Hence, partially synchronous network model seems adequate for permissioned blockchain, and it is the one that Exonum uses. In the case of Byzantine faults (roughly speaking, allowing for validators to be hacked or otherwise compromised), this model enables to continue committing transactions when up to 1/3 of validators are compromised. More precisely, if a system has 3f + 1 validators, no more than f of them may be compromised at any time. This is a fundamental theoretical bound; it is rigorously proven that no consensus algorithm can withstand more Byzantine faults. The consensus algorithm used in Exonum reaches this bound.
All for Clients
The partial synchronicity assumes that there is no global time agreed upon by validators. However, validators may still use a local timer to measure relative timespans, for example, timeouts for certain actions. On the one hand, this construction eliminates vulnerabilities associated with time (for example, attacks on the Network Time Protocol). On the other hand, eliminating time from consensus raises a problem for lightweight clients.
A client would like to know whether information returned from a full node is up-to-date.
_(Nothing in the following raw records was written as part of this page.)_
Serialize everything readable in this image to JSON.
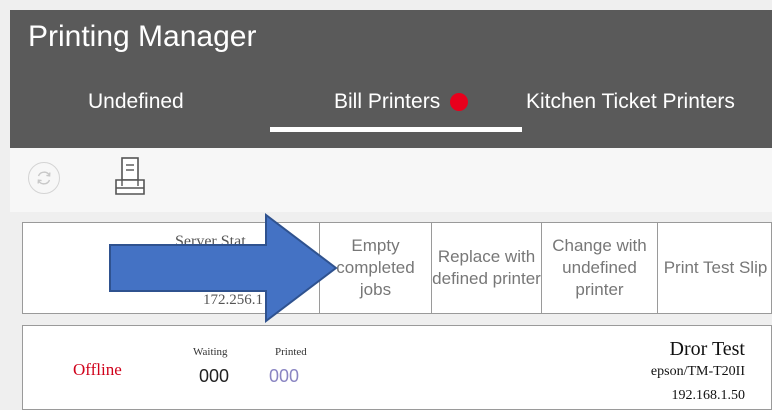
{
  "header": {
    "title": "Printing Manager",
    "tabs": [
      {
        "label": "Undefined"
      },
      {
        "label": "Bill Printers",
        "alert": true
      },
      {
        "label": "Kitchen Ticket Printers"
      }
    ],
    "active_tab": "Bill Printers"
  },
  "toolbar": {
    "refresh_icon": "refresh-icon",
    "printer_icon": "printer-icon"
  },
  "actions": {
    "server_status_line1": "Server Stat",
    "server_status_line2": "172.256.1",
    "empty_completed_jobs": "Empty completed jobs",
    "replace_with_defined": "Replace with defined printer",
    "change_with_undefined": "Change with undefined printer",
    "print_test_slip": "Print Test Slip"
  },
  "printer": {
    "status": "Offline",
    "waiting_label": "Waiting",
    "waiting_count": "000",
    "printed_label": "Printed",
    "printed_count": "000",
    "name": "Dror Test",
    "model": "epson/TM-T20II",
    "ip": "192.168.1.50"
  },
  "colors": {
    "header_bg": "#5a5a5a",
    "alert_dot": "#e8001c",
    "offline": "#d0021b",
    "arrow_fill": "#4472c4",
    "arrow_stroke": "#2f528f"
  }
}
If there is no way to determine this, a node could simply return stale information (say, from a month ago), which would be otherwise valid, but highly misleading to the client. To deal with this problem, Exonum consensus mandates to include local timestamps into
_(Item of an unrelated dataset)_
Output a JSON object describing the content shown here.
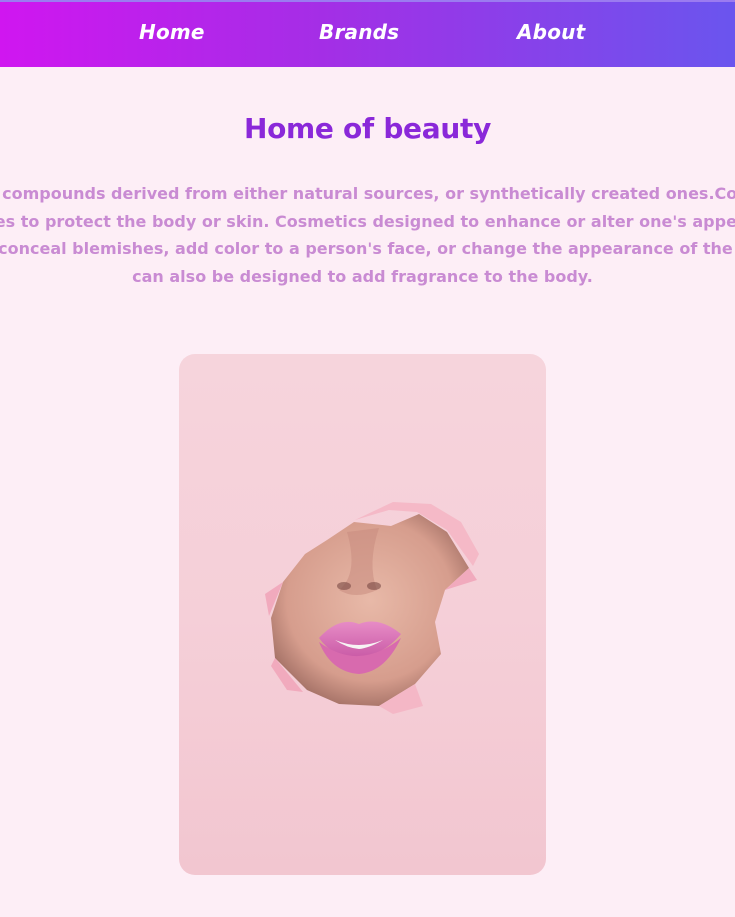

Precommit messages signed by validators; these messages are sent to clients to prove information authenticity. The client calculates the median timestamp from the sent blocks; it is guaranteed to be Byzantine-resistant. To see why this is true, observe that the client receives
Precommits from at least 2f + 1 validators; by assumption above, no more than f of these messages are faulty (thus, at least f + 1 are not faulty). Hence, there is an honest validator with a timestamp lower or equal to the median and one with a timestamp greater or equal to the median. For this reason, the median is reasonably accurate.
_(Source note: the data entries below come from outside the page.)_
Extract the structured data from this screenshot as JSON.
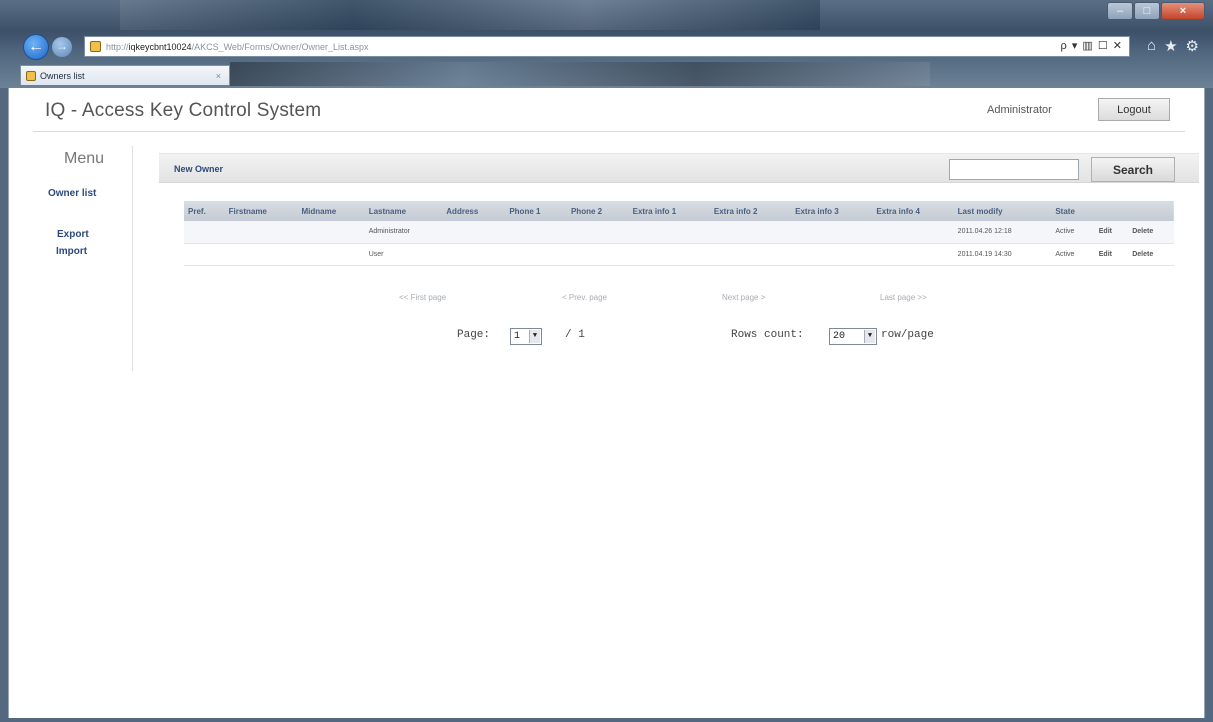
{
  "browser": {
    "url_prefix": "http://",
    "url_host": "iqkeycbnt10024",
    "url_path": "/AKCS_Web/Forms/Owner/Owner_List.aspx",
    "address_tools": "ρ ▾ ▥ ☐ ✕",
    "tab_title": "Owners list",
    "tab_close": "×",
    "back_glyph": "←",
    "forward_glyph": "→",
    "toolbar_icons": [
      "home-icon",
      "favorites-icon",
      "tools-icon"
    ],
    "window_buttons": {
      "minimize": "–",
      "maximize": "□",
      "close": "×"
    }
  },
  "header": {
    "app_title": "IQ - Access Key Control System",
    "user": "Administrator",
    "logout_label": "Logout"
  },
  "menu": {
    "title": "Menu",
    "items": [
      "Owner list",
      "Export",
      "Import"
    ]
  },
  "actions": {
    "new_owner": "New Owner",
    "search_value": "",
    "search_label": "Search"
  },
  "table": {
    "columns": [
      "Pref.",
      "Firstname",
      "Midname",
      "Lastname",
      "Address",
      "Phone 1",
      "Phone 2",
      "Extra info 1",
      "Extra info 2",
      "Extra info 3",
      "Extra info 4",
      "Last modify",
      "State",
      "",
      ""
    ],
    "rows": [
      {
        "pref": "",
        "firstname": "",
        "midname": "",
        "lastname": "Administrator",
        "address": "",
        "phone1": "",
        "phone2": "",
        "extra1": "",
        "extra2": "",
        "extra3": "",
        "extra4": "",
        "last_modify": "2011.04.26 12:18",
        "state": "Active",
        "edit": "Edit",
        "delete": "Delete"
      },
      {
        "pref": "",
        "firstname": "",
        "midname": "",
        "lastname": "User",
        "address": "",
        "phone1": "",
        "phone2": "",
        "extra1": "",
        "extra2": "",
        "extra3": "",
        "extra4": "",
        "last_modify": "2011.04.19 14:30",
        "state": "Active",
        "edit": "Edit",
        "delete": "Delete"
      }
    ]
  },
  "pager": {
    "first": "<< First page",
    "prev": "< Prev. page",
    "next": "Next page >",
    "last": "Last page >>",
    "page_label": "Page:",
    "current_page": "1",
    "total_pages": "/ 1",
    "rows_label": "Rows count:",
    "rows_value": "20",
    "rows_suffix": "row/page"
  },
  "colors": {
    "link": "#2c4a7a",
    "header_bg": "#c5cbd4",
    "disabled": "#a6acb4"
  }
}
The described approach is what is used in Exonum right now, but it is not without its quirks. For one, it is not guaranteed that the median time increases with the block height. A possible solution is to make clock synchronization a part of the consensus algorithm; this is a well-studied Byzantine clock synchronization problem  with known solutions . For some practical tasks (such as using time in contracting), third-party trusted timestamping authorities may be appropriate. One of such authorities may be the Bitcoin blockchain (or other public blockchains). Although their timestamps are not very accurate, public blockchains with proof-of-work consensus have measurable (and in case of Bitcoin, very high) attack costs so that they could be used together with other timestamping methods for maximum security.
- Cynthia Dwork, Nancy Lynch, Larry Stockmeyer. Consensus in the presence of partial synchrony. Journal of the ACM (JACM), Volume 35 Issue 2, 1988. Pages 288-323
- Michael J. Fischer, Nancy A. Lynch, Michael S. Paterson. Impossibility of distributed consensus with one faulty process. Journal of the ACM (JACM), Volume 32 Issue 2, April 1985. Pages 374-382
- Leslie Lamport, Michael Melliar-Smith. Byzantine Clock Synchronization. Proceedings of the Third Annual ACM Symposium on Principles of Distributed Computing, 1984
- Ariel Daliot, Danny Dolev, Hanna Parnas. Linear-time Self-stabilizing Byzantine Clock Synchronization. Proc. of 7th International Conference on Principles of Distributed Systems (OPODIS'03 La Martinique, France), December, 2003